However, where the motion controls completely fail is when actual motions are required. When using a sniper rifle, you’ll need to twist the Wii Remote in order to zoom in and out. This is usually frustrating, as you will find yourself zooming in and out uncontrollably, even while holding the controller perfectly still, and not being able to zoom when twisting it completely on its side. Grenades are also extremely difficult to utilize properly due to inaccurate controls, but this time it’s because of the Nunchuk.
You can shake the Nunchuk to just lob a grenade in front of you, but if you wish to actually aim one, then you’re in for some frustration. First, you’ll need to tilt the Nunchuk so that it is pointing straight up, aim your tossing line using the analog stick and by pointing your Wii Remote, and then shake the Nunchuk to finally toss it. This seems pretty ridiculous to begin with, but when you factor in that the game constantly has difficulty registering the position of the Nunchuk, it quickly becomes infuriating. Also, if you can’t manage to make this asinine series of requirements happen quickly enough and you need to cancel the grenade throw, you’ll need to tilt the Nunchuk back to a horizontal position. Again, the game usually fails to recognize this, which normally just results in you lobbing the grenade at your feet.
In the end, I have to say that Rogue Trooper: Quartz Zone Massacre is still a decent game but very disappointing. The idea behind the game is intriguing, and the wide variety of tactics that are afforded to the player are great. Unfortunately, the only new thing the Wii version of this title got was motion control, which wind up being more of an impediment to the gameplay than a benefit. If you’re looking for a good third-person shooter on the Wii, your options are fairly limited, so you might want to check out Quartz Zone Massacre because it really has some decent ideas in it. For everybody else, I’d suggest looking elsewhere or even just picking up a copy of Rogue Trooper for the PS2 or Xbox.
RATING OUT OF 5 RATING DESCRIPTION 3.5 Graphics
You can tell this game is a last-gen port, but there are some nice explosions and water effects. 2.4 Control
The included motion controls rarely work well, often getting in the way during critical moments. 3.7 Music / Sound FX / Voice Acting
The music and voice work are of good quality, although some characters’ dialogue can get a tad repetitious. 3.3

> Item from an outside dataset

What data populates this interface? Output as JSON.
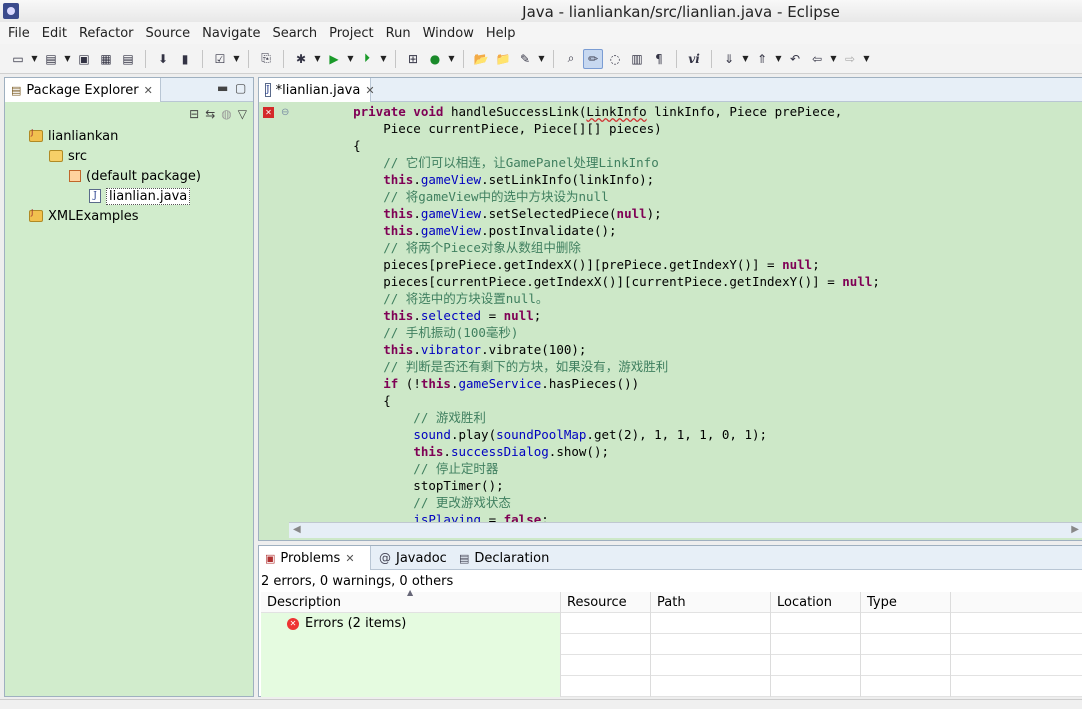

The campaign is fairly enjoyable if you can manage to cope with the iffy controls, peppered with a good amount of stealth, tactics, and even rail-shooting segments.
2.9 Overall Rating – Average
Not an average. See Rating legend above for a final score breakdown.